REQUIREMENT:
Exclude the pictures, then restate every entry below exactly.
(AVAILABLE DATA begins)
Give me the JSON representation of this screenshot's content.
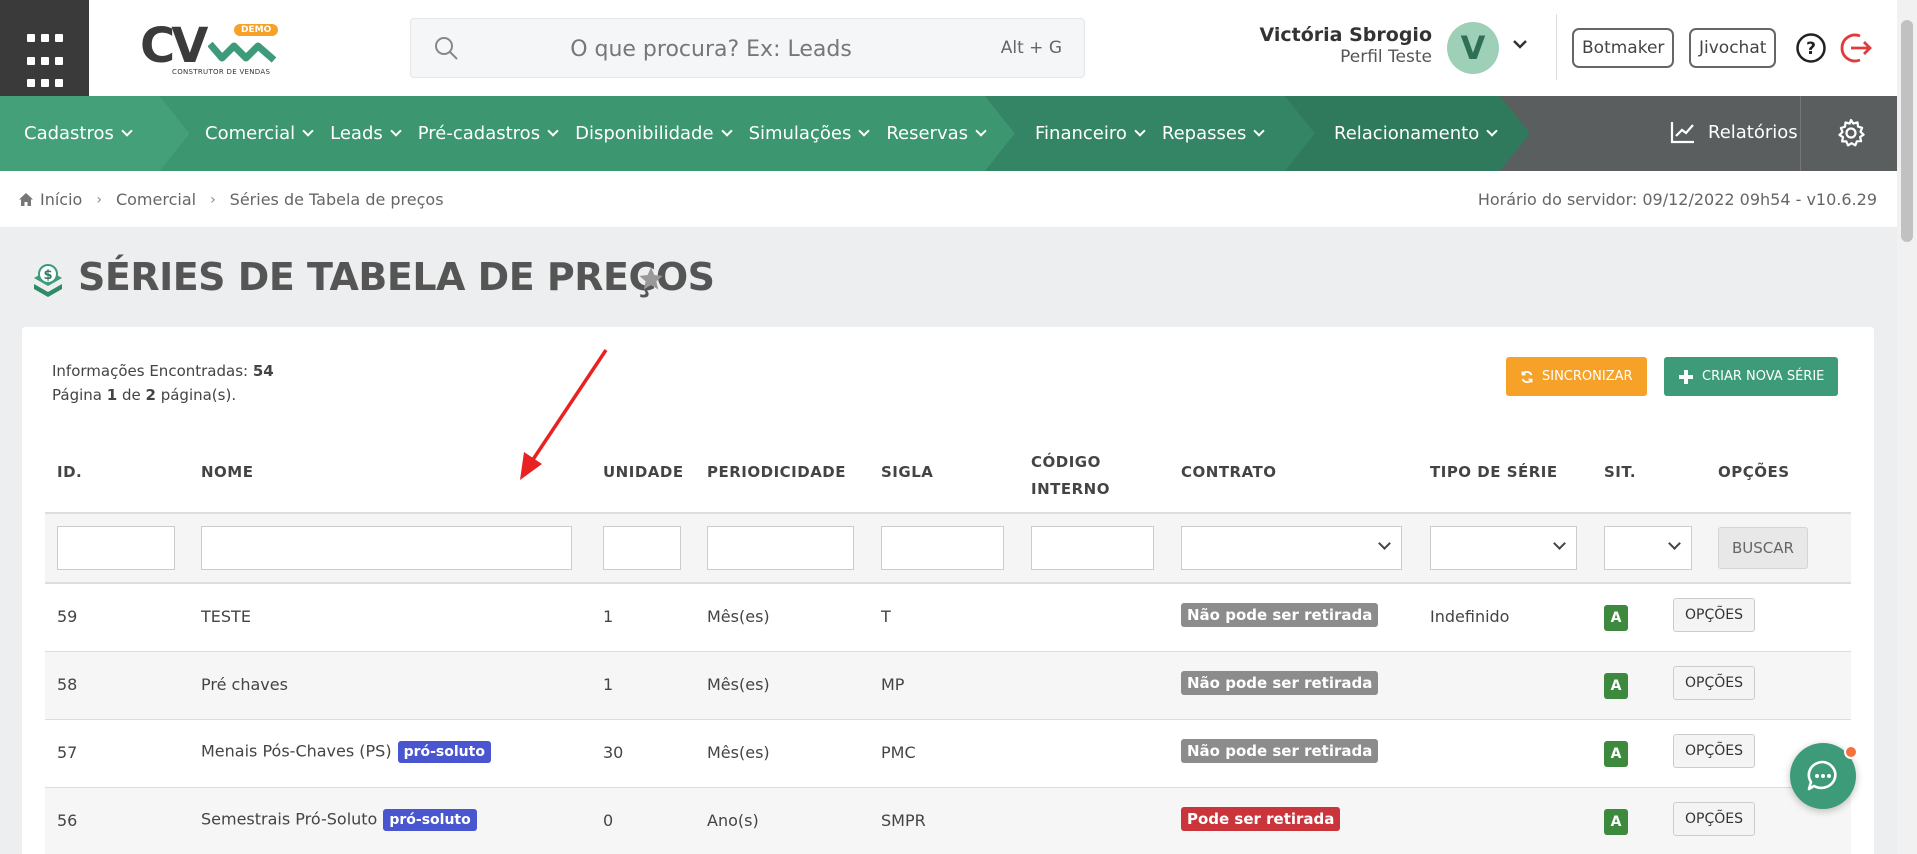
{
  "header": {
    "logo": {
      "brand": "CV",
      "badge": "DEMO",
      "subtitle": "CONSTRUTOR DE VENDAS"
    },
    "search": {
      "placeholder": "O que procura? Ex: Leads",
      "shortcut": "Alt + G"
    },
    "user": {
      "name": "Victória Sbrogio",
      "role": "Perfil Teste",
      "initial": "V"
    },
    "buttons": {
      "botmaker": "Botmaker",
      "jivochat": "Jivochat"
    }
  },
  "nav": {
    "groups": [
      {
        "items": [
          "Cadastros"
        ],
        "color": "#44a078"
      },
      {
        "items": [
          "Comercial",
          "Leads",
          "Pré-cadastros",
          "Disponibilidade",
          "Simulações",
          "Reservas"
        ],
        "color": "#3c9670"
      },
      {
        "items": [
          "Financeiro",
          "Repasses"
        ],
        "color": "#348565"
      },
      {
        "items": [
          "Relacionamento"
        ],
        "color": "#2f7a5c"
      }
    ],
    "reports": "Relatórios"
  },
  "breadcrumb": {
    "items": [
      "Início",
      "Comercial",
      "Séries de Tabela de preços"
    ],
    "server_time": "Horário do servidor: 09/12/2022 09h54 - v10.6.29"
  },
  "page": {
    "title": "SÉRIES DE TABELA DE PREÇOS"
  },
  "summary": {
    "found_label": "Informações Encontradas:",
    "found_count": "54",
    "page_label": "Página",
    "page_current": "1",
    "page_of": "de",
    "page_total": "2",
    "page_suffix": "página(s)."
  },
  "actions": {
    "sync": "SINCRONIZAR",
    "create": "CRIAR NOVA SÉRIE"
  },
  "table": {
    "headers": [
      "ID.",
      "NOME",
      "UNIDADE",
      "PERIODICIDADE",
      "SIGLA",
      "CÓDIGO",
      "INTERNO",
      "CONTRATO",
      "TIPO DE SÉRIE",
      "SIT.",
      "OPÇÕES"
    ],
    "search_button": "BUSCAR",
    "options_button": "OPÇÕES",
    "rows": [
      {
        "id": "59",
        "nome": "TESTE",
        "tag": "",
        "unidade": "1",
        "periodicidade": "Mês(es)",
        "sigla": "T",
        "contrato": "Não pode ser retirada",
        "contrato_color": "#8c8c8c",
        "tipo": "Indefinido",
        "sit": "A"
      },
      {
        "id": "58",
        "nome": "Pré chaves",
        "tag": "",
        "unidade": "1",
        "periodicidade": "Mês(es)",
        "sigla": "MP",
        "contrato": "Não pode ser retirada",
        "contrato_color": "#8c8c8c",
        "tipo": "",
        "sit": "A"
      },
      {
        "id": "57",
        "nome": "Menais Pós-Chaves (PS)",
        "tag": "pró-soluto",
        "unidade": "30",
        "periodicidade": "Mês(es)",
        "sigla": "PMC",
        "contrato": "Não pode ser retirada",
        "contrato_color": "#8c8c8c",
        "tipo": "",
        "sit": "A"
      },
      {
        "id": "56",
        "nome": "Semestrais Pró-Soluto",
        "tag": "pró-soluto",
        "unidade": "0",
        "periodicidade": "Ano(s)",
        "sigla": "SMPR",
        "contrato": "Pode ser retirada",
        "contrato_color": "#c9353a",
        "tipo": "",
        "sit": "A"
      }
    ]
  }
}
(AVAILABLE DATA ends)
YOUR SOLUTION:
Give me the JSON representation of this screenshot's content.
{
  "header": {
    "logo": {
      "brand": "CV",
      "badge": "DEMO",
      "subtitle": "CONSTRUTOR DE VENDAS"
    },
    "search": {
      "placeholder": "O que procura? Ex: Leads",
      "shortcut": "Alt + G"
    },
    "user": {
      "name": "Victória Sbrogio",
      "role": "Perfil Teste",
      "initial": "V"
    },
    "buttons": {
      "botmaker": "Botmaker",
      "jivochat": "Jivochat"
    }
  },
  "nav": {
    "groups": [
      {
        "items": [
          "Cadastros"
        ],
        "color": "#44a078"
      },
      {
        "items": [
          "Comercial",
          "Leads",
          "Pré-cadastros",
          "Disponibilidade",
          "Simulações",
          "Reservas"
        ],
        "color": "#3c9670"
      },
      {
        "items": [
          "Financeiro",
          "Repasses"
        ],
        "color": "#348565"
      },
      {
        "items": [
          "Relacionamento"
        ],
        "color": "#2f7a5c"
      }
    ],
    "reports": "Relatórios"
  },
  "breadcrumb": {
    "items": [
      "Início",
      "Comercial",
      "Séries de Tabela de preços"
    ],
    "server_time": "Horário do servidor: 09/12/2022 09h54 - v10.6.29"
  },
  "page": {
    "title": "SÉRIES DE TABELA DE PREÇOS"
  },
  "summary": {
    "found_label": "Informações Encontradas:",
    "found_count": "54",
    "page_label": "Página",
    "page_current": "1",
    "page_of": "de",
    "page_total": "2",
    "page_suffix": "página(s)."
  },
  "actions": {
    "sync": "SINCRONIZAR",
    "create": "CRIAR NOVA SÉRIE"
  },
  "table": {
    "headers": [
      "ID.",
      "NOME",
      "UNIDADE",
      "PERIODICIDADE",
      "SIGLA",
      "CÓDIGO",
      "INTERNO",
      "CONTRATO",
      "TIPO DE SÉRIE",
      "SIT.",
      "OPÇÕES"
    ],
    "search_button": "BUSCAR",
    "options_button": "OPÇÕES",
    "rows": [
      {
        "id": "59",
        "nome": "TESTE",
        "tag": "",
        "unidade": "1",
        "periodicidade": "Mês(es)",
        "sigla": "T",
        "contrato": "Não pode ser retirada",
        "contrato_color": "#8c8c8c",
        "tipo": "Indefinido",
        "sit": "A"
      },
      {
        "id": "58",
        "nome": "Pré chaves",
        "tag": "",
        "unidade": "1",
        "periodicidade": "Mês(es)",
        "sigla": "MP",
        "contrato": "Não pode ser retirada",
        "contrato_color": "#8c8c8c",
        "tipo": "",
        "sit": "A"
      },
      {
        "id": "57",
        "nome": "Menais Pós-Chaves (PS)",
        "tag": "pró-soluto",
        "unidade": "30",
        "periodicidade": "Mês(es)",
        "sigla": "PMC",
        "contrato": "Não pode ser retirada",
        "contrato_color": "#8c8c8c",
        "tipo": "",
        "sit": "A"
      },
      {
        "id": "56",
        "nome": "Semestrais Pró-Soluto",
        "tag": "pró-soluto",
        "unidade": "0",
        "periodicidade": "Ano(s)",
        "sigla": "SMPR",
        "contrato": "Pode ser retirada",
        "contrato_color": "#c9353a",
        "tipo": "",
        "sit": "A"
      }
    ]
  }
}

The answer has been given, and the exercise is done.